But recent moves by the company—including last week’s $10.8 billion purchase of Prometheus Biosciences and its late-stage bowel disease candidate PRA023—have Merck CEO Rob Davis thinking beyond the foreboding date.

“I am no longer focused on 2028; I am looking at how do we have sustainable growth well into the next decade,” Davis said Thursday on the company’s first-quarter earnings conference call.

Davis didn’t waste any time with his $11.5 billion acquisition of Acceleron in 2021. The deal came just two months after he took the reins from former CEO Kenneth Frazier. It brought the New Jersey-based drugmaker portfolio diversity, led by pulmonary arterial hypertension (PAH) candidate sotatercept, which is on track for approval this year and carries peak sales potential of $2 billion.

Regarding business development, Davis added on Thursday that the company doesn’t favor early- or late-stage development assets. It also isn’t seeking deals in particular therapeutic areas, but rather is governed by “scientific opportunity," he said.

Edward Jones analyst John Boylan thinks Merck is taking the correct approach to dealmaking. 

“We believe Merck will use its strong financial position to make acquisitions to boost growth," Boylan wrote in a note to investors."These acquisitions may help reduce dependence on Keytruda."

Merck delivered (PDF) revenue of $14.5 billion in the first quarter, down from $15.9 billion in the first quarter of 2022. The 9% decrease was attributed to lower sales from COVID oral antiviral Lagevrio, which maxed out at $3.2 billion a year ago. Take Lagevrio out of the mix and sales in the quarter increased 11%, Merck said.

The revenue performance surprised analysts, who expected $13.8 billion on the consensus, which also is what the company generated in the fourth quarter of last year.

The growth, minus Lagevrio, can be chalked up to Merck’s mainstays. Keytruda raked in $5.8 billion, up from $5.45 billion in the previous quarter and 20% year-over-year. HPV vaccine Gardasil posted sales of $2 billion, up from $1.5 billion in the previous quarter and up 9% from Q1 2022.

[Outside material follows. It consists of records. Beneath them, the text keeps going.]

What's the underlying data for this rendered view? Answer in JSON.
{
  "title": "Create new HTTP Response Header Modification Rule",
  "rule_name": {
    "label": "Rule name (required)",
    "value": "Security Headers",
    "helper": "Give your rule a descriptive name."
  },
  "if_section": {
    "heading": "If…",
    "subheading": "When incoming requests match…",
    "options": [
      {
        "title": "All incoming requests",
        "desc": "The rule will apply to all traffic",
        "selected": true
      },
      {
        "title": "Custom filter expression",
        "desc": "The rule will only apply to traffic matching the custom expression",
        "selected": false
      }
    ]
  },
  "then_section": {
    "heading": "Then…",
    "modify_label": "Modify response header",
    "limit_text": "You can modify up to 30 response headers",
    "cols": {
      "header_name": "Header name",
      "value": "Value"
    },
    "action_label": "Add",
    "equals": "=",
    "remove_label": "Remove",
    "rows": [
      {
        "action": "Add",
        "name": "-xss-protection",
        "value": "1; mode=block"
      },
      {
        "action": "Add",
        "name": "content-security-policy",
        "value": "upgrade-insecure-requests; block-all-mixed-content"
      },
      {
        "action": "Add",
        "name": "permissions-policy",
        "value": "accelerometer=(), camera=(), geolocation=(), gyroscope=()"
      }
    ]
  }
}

With the performance, the company has adjusted its 2023 revenue projection upward slightly. Merck now expects to pull down between $57.7 billion and $58.9 billion this year, up from a prior range of $57.2 billion to $58.7 billion.